In the latest push to self-reliance in defence, India on Monday cleared the purchase of indigenous military hardware worth ₹76,390 crore to sharpen combat capabilities with next-generation warships, wheeled armoured fighting vehicles with anti-tank guided missiles, radars to locate weapons and tanks to lay bridges, the defence ministry announced.
The defence acquisition council (DAC) – India’s apex procurement body – accorded its acceptance of necessity (AoN) for the capital acquisition proposals. Under India’s defence procurement rules, AoN by the council, headed by defence minister Rajnath Singh, is the first step towards buying military hardware.
The proposals have been approved by DAC under acquisition categories that seek to promote self-reliance in defence manufacturing. “This will provide substantial boost to the Indian defence industry and reduce foreign spending significantly,” the ministry said.
Next-generation corvettes for the navy will cost around ₹36,000 crore and will be used for surveillance missions, escort operations, search and attack, deterrence, and coastal defence, officials said.
“These corvettes will be based on a new in-house design of the Indian Navy using latest technology, and would contribute to further the government’s initiative of SAGAR (Security and Growth for all in the Region),” the ministry said. Other proposals cleared by DAC include the procurement of additional Dornier aircraft, Suk-hoi-30 plane engines and a project for digitisation in the coast guard.
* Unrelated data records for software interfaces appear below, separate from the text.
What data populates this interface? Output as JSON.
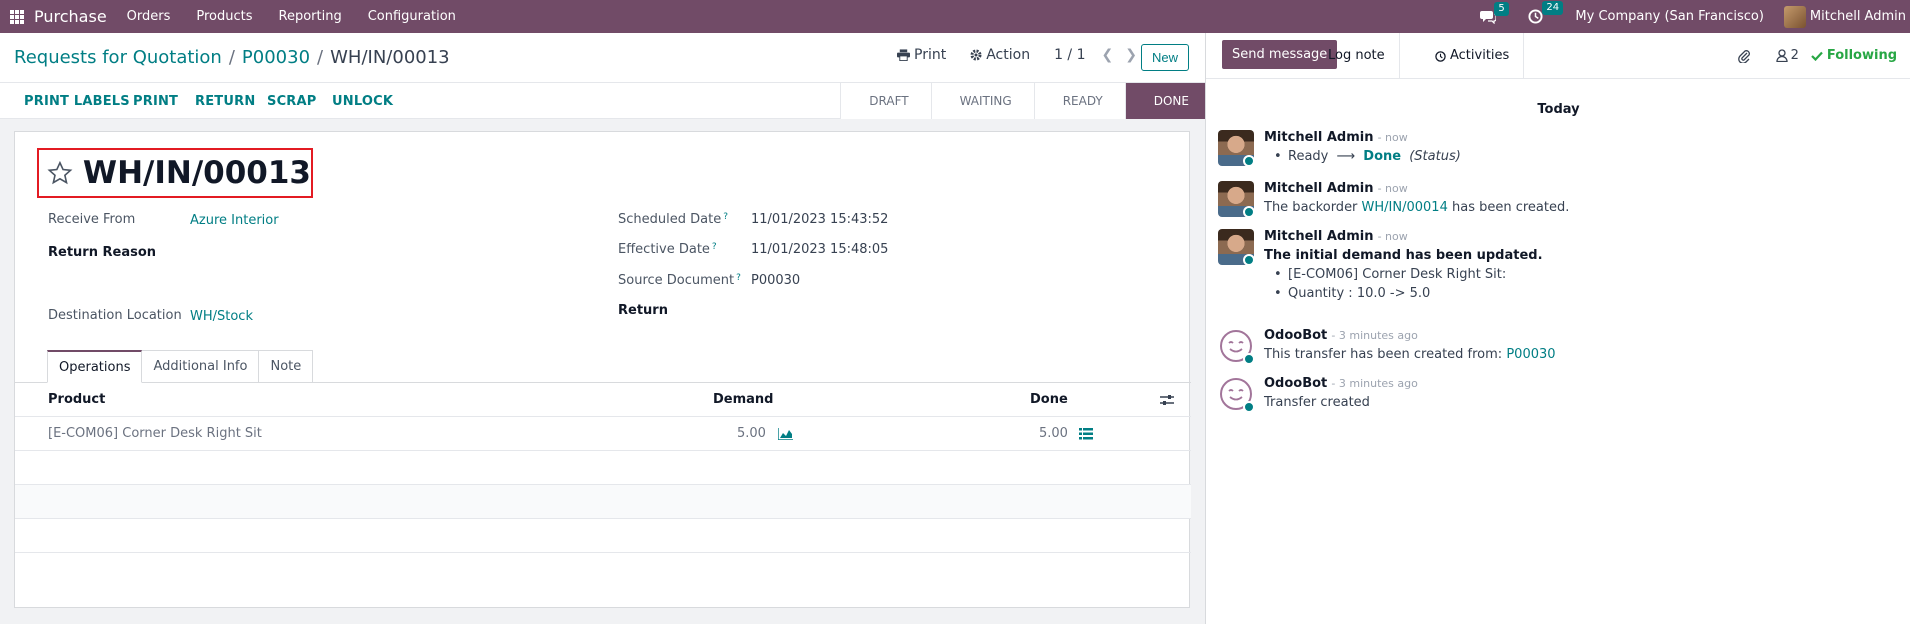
{
  "navbar": {
    "app_name": "Purchase",
    "menu": [
      "Orders",
      "Products",
      "Reporting",
      "Configuration"
    ],
    "messages_count": "5",
    "activities_count": "24",
    "company": "My Company (San Francisco)",
    "user": "Mitchell Admin"
  },
  "control": {
    "breadcrumbs": [
      "Requests for Quotation",
      "P00030",
      "WH/IN/00013"
    ],
    "print_label": "Print",
    "action_label": "Action",
    "pager": "1 / 1",
    "new_label": "New"
  },
  "status": {
    "actions": [
      "PRINT LABELS",
      "PRINT",
      "RETURN",
      "SCRAP",
      "UNLOCK"
    ],
    "stages": [
      "DRAFT",
      "WAITING",
      "READY",
      "DONE"
    ],
    "current_stage": "DONE"
  },
  "record": {
    "title": "WH/IN/00013",
    "receive_from_label": "Receive From",
    "receive_from": "Azure Interior",
    "return_reason_label": "Return Reason",
    "destination_label": "Destination Location",
    "destination": "WH/Stock",
    "scheduled_label": "Scheduled Date",
    "scheduled": "11/01/2023 15:43:52",
    "effective_label": "Effective Date",
    "effective": "11/01/2023 15:48:05",
    "source_label": "Source Document",
    "source": "P00030",
    "return_label": "Return"
  },
  "tabs": [
    "Operations",
    "Additional Info",
    "Note"
  ],
  "operations": {
    "headers": {
      "product": "Product",
      "demand": "Demand",
      "done": "Done"
    },
    "rows": [
      {
        "product": "[E-COM06] Corner Desk Right Sit",
        "demand": "5.00",
        "done": "5.00"
      }
    ]
  },
  "chatter": {
    "send_message": "Send message",
    "log_note": "Log note",
    "activities": "Activities",
    "followers_count": "2",
    "following": "Following",
    "day": "Today",
    "messages": [
      {
        "author": "Mitchell Admin",
        "when": "- now",
        "status_from": "Ready",
        "status_to": "Done",
        "status_field": "(Status)"
      },
      {
        "author": "Mitchell Admin",
        "when": "- now",
        "text_before": "The backorder",
        "link": "WH/IN/00014",
        "text_after": "has been created."
      },
      {
        "author": "Mitchell Admin",
        "when": "- now",
        "heading": "The initial demand has been updated.",
        "items": [
          "[E-COM06] Corner Desk Right Sit:",
          "Quantity : 10.0 -> 5.0"
        ]
      },
      {
        "author": "OdooBot",
        "when": "- 3 minutes ago",
        "text_before": "This transfer has been created from:",
        "link": "P00030"
      },
      {
        "author": "OdooBot",
        "when": "- 3 minutes ago",
        "text": "Transfer created"
      }
    ]
  }
}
India has imposed a phased ban on the import of 310 types of weapons and systems, including next-generation corvettes, in the past two years to boost self-reliance.
The military hardware sought to be indigenised covers lightweight tanks, naval utility helicopters, artillery guns, missiles, loitering munitions, missile destroyers, ship-borne cruise missiles, light combat aircraft, light transport aircraft, long-range land attack cruise missiles, basic trainer aircraft, multi-barrel rocket launchers, assault rifles, sniper rifles, specified types of helicopters, and airborne early warning and control systems.
The war in Ukraine has exposed India’s overwhelming dependence on imported weaponry, especially from Russia, and India’s military and strategic planners are grappling with issues such as how the war could affect the country’s military readiness, alternatives for sourcing military hardware and speeding up the indigenisation drive to become self-reliant.
The chief takeaways from the Russia-Ukraine conflict include the urgent need for diversification of weapon purchases, maximum possible indigenisation of spares and subsystems to keep Russian-origin equipment serviceable, and, most importantly, staying focused on achieving atmanirbharta (self-reliance) to meet India’s growing defence needs, as previously reported.
Military affairs expert Lieutenant General Vinod Bhatia (retd) said: “The government has cleared some key military purchases. This is an indication to the world that India is taking quick strides towards self-reliance in defence, and the domestic industry can meet the needs of the armed forces.” Self-reliance in defence in critical for India’s strategic autonomy, he added.